Assistant Director for Grants and Scholarship Programs Jennifer Dwire says the focus of the program is helping students who may be the first in their family to go beyond a high school diploma:

www.ganondagan.org / Ganondagan

Leaders and citizens of the Onondaga Nation were among members of the Haudenosaunee Confederacy in Canandaigua Tuesday to commemorate the 220th anniversary of the signing of the Canandaigua Treaty. The pact, signed in 1794, brought peace between the Mohawk, Oneida, Onondaga, Cayuga, Seneca, and Tuscarora nations and the United States. It also recognized the sovereignty of the six nations to govern and set their own laws. But Onondaga Nation Counsel Joe Heath says over the centuries, it’s been ignored by state and federal governments with the taking of nation lands and other injustices.

Scott Willis / WAER News

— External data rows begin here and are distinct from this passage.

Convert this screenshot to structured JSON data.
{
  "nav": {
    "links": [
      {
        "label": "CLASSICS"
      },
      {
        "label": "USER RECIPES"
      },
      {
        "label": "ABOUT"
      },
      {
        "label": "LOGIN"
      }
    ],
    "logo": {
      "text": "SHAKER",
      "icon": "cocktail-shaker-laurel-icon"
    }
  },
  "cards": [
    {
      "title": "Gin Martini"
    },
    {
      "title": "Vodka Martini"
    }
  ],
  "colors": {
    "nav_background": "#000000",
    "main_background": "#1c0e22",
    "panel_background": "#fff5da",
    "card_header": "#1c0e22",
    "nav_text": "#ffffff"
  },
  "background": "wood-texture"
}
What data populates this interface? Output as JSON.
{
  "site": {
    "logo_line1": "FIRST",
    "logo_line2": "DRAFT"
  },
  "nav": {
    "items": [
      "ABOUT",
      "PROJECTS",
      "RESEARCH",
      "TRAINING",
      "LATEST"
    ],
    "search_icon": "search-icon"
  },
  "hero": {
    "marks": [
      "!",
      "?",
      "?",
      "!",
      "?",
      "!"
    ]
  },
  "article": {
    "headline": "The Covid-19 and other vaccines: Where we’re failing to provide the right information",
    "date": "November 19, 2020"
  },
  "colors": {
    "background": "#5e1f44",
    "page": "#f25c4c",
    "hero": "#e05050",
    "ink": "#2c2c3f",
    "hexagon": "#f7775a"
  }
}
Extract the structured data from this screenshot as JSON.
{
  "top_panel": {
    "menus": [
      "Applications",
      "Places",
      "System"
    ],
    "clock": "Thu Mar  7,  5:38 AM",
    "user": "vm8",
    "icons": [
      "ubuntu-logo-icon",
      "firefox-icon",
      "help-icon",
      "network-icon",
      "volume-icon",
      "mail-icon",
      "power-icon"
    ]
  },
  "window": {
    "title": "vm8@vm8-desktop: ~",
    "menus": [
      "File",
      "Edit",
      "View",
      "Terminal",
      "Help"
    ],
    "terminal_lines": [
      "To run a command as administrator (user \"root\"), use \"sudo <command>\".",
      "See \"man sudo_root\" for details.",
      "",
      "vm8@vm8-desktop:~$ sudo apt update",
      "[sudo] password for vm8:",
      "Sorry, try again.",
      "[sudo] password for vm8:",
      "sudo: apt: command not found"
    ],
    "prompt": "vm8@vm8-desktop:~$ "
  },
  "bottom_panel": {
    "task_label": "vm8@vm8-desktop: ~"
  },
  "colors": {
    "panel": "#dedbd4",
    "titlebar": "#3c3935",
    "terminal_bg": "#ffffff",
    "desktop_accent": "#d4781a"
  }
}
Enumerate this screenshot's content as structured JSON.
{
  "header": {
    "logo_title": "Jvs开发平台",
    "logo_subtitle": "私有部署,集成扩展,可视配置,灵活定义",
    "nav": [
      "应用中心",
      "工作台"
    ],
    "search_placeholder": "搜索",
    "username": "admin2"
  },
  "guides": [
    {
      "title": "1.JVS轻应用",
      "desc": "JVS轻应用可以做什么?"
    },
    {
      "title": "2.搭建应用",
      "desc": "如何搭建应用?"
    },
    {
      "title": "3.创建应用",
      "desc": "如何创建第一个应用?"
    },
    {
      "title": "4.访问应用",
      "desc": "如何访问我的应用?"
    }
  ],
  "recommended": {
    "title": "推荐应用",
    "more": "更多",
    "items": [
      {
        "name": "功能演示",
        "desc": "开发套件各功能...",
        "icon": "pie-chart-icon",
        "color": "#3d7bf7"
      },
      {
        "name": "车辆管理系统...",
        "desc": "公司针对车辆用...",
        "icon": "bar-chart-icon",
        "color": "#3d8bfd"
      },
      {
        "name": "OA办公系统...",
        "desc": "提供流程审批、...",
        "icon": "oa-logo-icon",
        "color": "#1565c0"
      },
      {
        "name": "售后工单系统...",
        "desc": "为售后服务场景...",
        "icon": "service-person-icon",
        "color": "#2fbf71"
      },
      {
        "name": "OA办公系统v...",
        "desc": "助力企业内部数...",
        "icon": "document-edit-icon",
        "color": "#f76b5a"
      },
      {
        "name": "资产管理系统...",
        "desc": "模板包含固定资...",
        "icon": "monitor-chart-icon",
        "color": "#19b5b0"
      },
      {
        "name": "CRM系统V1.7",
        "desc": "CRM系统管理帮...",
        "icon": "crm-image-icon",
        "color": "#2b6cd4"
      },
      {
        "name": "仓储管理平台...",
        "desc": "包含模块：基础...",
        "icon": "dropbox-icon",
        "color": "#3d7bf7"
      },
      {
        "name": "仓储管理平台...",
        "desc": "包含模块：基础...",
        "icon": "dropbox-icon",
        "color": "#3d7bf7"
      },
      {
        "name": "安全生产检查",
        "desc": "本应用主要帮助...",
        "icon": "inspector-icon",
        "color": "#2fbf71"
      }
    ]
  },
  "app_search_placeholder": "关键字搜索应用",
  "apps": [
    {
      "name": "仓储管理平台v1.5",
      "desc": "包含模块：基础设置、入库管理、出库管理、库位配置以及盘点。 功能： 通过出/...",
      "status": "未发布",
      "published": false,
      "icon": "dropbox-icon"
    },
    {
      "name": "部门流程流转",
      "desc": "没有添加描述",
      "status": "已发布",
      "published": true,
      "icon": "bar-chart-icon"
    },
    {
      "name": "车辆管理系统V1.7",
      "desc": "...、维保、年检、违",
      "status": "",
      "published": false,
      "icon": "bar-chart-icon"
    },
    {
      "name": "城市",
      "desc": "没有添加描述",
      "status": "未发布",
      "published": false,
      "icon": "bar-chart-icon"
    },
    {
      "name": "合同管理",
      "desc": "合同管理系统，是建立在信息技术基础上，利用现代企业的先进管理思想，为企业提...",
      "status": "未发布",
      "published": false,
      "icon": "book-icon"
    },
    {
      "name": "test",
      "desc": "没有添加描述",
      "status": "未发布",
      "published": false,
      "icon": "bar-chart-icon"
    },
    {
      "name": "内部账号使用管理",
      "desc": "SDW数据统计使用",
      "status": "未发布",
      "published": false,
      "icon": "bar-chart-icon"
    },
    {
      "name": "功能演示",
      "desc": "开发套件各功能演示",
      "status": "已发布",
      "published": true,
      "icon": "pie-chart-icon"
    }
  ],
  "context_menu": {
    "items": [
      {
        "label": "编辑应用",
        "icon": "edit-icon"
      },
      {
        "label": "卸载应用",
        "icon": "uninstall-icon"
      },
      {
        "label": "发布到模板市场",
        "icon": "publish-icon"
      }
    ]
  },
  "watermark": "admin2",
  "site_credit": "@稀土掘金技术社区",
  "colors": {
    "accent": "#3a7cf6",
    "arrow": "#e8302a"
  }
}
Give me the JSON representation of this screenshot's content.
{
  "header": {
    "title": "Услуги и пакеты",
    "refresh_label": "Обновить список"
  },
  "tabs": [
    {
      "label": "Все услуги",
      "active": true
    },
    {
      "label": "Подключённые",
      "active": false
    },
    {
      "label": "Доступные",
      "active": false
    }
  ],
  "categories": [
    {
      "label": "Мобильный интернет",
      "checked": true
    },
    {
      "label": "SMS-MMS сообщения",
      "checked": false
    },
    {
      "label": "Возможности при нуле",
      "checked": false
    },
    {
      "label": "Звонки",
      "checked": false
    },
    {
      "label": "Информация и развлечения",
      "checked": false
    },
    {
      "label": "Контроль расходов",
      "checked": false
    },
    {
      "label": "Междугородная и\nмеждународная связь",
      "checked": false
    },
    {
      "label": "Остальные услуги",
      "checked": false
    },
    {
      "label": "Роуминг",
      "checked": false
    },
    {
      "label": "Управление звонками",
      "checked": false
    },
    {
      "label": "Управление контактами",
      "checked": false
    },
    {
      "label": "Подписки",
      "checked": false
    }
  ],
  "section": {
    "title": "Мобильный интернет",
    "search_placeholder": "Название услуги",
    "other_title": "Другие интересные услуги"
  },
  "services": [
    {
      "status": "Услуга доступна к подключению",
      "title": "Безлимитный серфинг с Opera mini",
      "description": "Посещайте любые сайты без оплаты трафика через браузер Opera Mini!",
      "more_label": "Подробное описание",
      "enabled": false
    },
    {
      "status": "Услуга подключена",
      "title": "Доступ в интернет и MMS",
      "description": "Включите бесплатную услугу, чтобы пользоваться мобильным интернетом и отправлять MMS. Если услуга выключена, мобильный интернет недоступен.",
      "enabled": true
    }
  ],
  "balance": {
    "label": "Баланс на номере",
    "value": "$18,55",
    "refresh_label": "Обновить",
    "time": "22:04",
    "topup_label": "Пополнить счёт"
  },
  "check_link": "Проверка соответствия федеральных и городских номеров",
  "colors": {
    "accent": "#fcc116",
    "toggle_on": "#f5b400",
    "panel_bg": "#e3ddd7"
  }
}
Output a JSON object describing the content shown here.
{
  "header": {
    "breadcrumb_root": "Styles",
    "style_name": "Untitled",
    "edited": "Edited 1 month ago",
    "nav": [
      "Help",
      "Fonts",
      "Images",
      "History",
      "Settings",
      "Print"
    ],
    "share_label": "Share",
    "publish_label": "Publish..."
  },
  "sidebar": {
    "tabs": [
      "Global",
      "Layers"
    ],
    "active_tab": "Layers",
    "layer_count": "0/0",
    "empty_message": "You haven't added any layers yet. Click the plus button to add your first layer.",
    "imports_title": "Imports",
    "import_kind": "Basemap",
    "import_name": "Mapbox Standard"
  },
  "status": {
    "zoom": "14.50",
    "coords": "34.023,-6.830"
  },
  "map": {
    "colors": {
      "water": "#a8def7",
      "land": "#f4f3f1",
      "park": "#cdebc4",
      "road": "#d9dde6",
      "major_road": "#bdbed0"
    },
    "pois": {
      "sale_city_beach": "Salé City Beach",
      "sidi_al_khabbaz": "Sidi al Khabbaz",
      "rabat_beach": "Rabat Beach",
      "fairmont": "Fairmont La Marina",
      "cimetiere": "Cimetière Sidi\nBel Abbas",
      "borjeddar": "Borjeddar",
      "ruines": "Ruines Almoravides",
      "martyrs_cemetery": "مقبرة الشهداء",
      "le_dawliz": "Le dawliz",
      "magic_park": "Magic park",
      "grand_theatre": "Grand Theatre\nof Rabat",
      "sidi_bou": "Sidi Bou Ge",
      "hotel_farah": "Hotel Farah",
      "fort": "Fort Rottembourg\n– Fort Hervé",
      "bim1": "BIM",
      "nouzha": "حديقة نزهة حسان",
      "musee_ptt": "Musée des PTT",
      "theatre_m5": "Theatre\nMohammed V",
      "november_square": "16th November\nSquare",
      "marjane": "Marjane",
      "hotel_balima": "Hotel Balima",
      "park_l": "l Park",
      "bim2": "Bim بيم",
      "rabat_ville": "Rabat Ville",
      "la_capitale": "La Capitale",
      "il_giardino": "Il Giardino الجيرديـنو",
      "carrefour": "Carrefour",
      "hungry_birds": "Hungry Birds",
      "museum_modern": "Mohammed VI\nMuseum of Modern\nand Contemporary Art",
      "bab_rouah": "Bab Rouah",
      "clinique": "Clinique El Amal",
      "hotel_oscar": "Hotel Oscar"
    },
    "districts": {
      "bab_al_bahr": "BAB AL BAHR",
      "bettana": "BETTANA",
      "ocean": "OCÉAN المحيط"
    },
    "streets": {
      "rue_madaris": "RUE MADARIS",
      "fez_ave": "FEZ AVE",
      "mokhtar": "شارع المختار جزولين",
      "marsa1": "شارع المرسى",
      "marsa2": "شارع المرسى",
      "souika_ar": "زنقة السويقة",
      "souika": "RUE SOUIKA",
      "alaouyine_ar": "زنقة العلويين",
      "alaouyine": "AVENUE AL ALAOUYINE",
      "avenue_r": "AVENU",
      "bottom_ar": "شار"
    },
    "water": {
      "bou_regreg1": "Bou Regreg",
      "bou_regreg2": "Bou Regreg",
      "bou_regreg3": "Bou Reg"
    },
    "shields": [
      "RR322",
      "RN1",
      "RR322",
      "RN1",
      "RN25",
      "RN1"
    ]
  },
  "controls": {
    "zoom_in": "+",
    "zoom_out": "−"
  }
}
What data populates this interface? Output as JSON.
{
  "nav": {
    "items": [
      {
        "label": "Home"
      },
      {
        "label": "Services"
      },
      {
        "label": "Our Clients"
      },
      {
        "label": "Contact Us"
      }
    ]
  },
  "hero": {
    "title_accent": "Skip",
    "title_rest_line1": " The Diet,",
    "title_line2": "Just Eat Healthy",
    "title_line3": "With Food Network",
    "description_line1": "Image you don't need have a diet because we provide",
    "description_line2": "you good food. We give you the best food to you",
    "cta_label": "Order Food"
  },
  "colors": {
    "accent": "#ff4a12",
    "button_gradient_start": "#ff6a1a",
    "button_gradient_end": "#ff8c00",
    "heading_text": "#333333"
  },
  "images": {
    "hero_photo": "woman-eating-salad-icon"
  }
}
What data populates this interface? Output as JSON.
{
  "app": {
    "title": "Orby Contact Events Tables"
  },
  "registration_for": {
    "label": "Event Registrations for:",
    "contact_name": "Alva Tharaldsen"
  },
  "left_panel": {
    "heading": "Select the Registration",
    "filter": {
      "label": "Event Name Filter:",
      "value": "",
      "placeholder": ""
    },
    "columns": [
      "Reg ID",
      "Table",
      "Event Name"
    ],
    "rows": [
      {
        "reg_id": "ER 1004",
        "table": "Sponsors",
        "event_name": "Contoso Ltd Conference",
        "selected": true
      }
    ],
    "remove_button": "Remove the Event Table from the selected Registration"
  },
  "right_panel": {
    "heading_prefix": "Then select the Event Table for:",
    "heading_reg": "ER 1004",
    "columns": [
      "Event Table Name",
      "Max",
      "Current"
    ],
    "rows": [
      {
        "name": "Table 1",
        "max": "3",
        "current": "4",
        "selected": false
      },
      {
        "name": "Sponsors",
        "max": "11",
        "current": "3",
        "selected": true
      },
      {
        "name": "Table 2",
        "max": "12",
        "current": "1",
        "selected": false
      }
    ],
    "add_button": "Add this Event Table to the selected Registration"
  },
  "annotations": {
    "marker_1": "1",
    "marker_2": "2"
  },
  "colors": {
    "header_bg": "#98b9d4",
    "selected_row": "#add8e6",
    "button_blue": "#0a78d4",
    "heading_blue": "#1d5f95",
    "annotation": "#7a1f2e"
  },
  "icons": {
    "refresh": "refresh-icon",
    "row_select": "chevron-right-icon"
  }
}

It’s Veteran’s Day, and Senator Chuck Schumer is pushing a bill that would support military veterans with expanded mental health services in an effort to stem the growing suicide rate.  At a stop in Syracuse Monday, Schumer said 1,500 veterans in New York State have committed suicide in the past 10 years.  He says the measure is geared toward “state side” veterans…those who are not deployed and not eligible for some psychological support benefits.

Schumer also says the trauma suffered by veteran who are not deployed should not be underestimated.

A New Face Soon to Become Onondaga County's New Sheriff

Oct 28, 2014
conwayforsheriff.com

The Onondaga County Sheriff position is up for grabs for the first time since 1994. Longtime Sheriff Kevin Walsh is stepping down after twenty years. DeWitt Police Chief and Republican candidate Gene Conway will run against Democrat and veteran of the Onondaga Sheriff's office Toby Shelley. The department has recently dealt with a number of issues including over-time costs and allegations of officers filling out false time sheets. First-time candidate Conway is not happy with the negative image the local police and Sheriff's office has developed over the past few years.

(c) Brad Spelich, WAER.

Advancements in using biomass technology for heat were front and center Wednesday at SUNY ESF for the second annual National Bioenergy Day. The event was held with the New York State Energy Research and Development Authority (NYSERDA) which seeks to find ways to incorporate renewable heating methods into everyday living. 

St. Louis Public Radio

A group of Syracuse pastors and ministers are partnering with the police department to open a dialogue about any questions concerning police conduct. They say they're hoping to avoid the disconnect that led to the deadly encounters with police in Ferguson, Missouri and New York City. Pastor Daren Jaime of People's AME Zion Church hopes monthly meetings at churches across the community will clear up and confusion about the law.

upstate.edu

Upstate University Hospital in Syracuse has been chosen as one of eight hospitals across New York State to be  an Ebola treatment center.   It’s part of Governor Cuomo’s Ebola preparedness plan which he announced Thursday. Cuomo says he and the people of New York should not be surprised if a case of the virus occurred within the state.

John Smith / WAER News

State Assemblymember Al Stirpe kneeled down near the steps of Syracuse City Hall Wednesday to add his signature to a ten point plan to assure Women’s Rights in New York.    It’s the same place where women’s rights advocates gathered in 1852 for a convention.  Stirpe previously voted in favor of the  Women’s Equality Act and is making it a part of his campaign platform.  He feels one of the ten points that is a hot button issue is really not about abortion.

Pages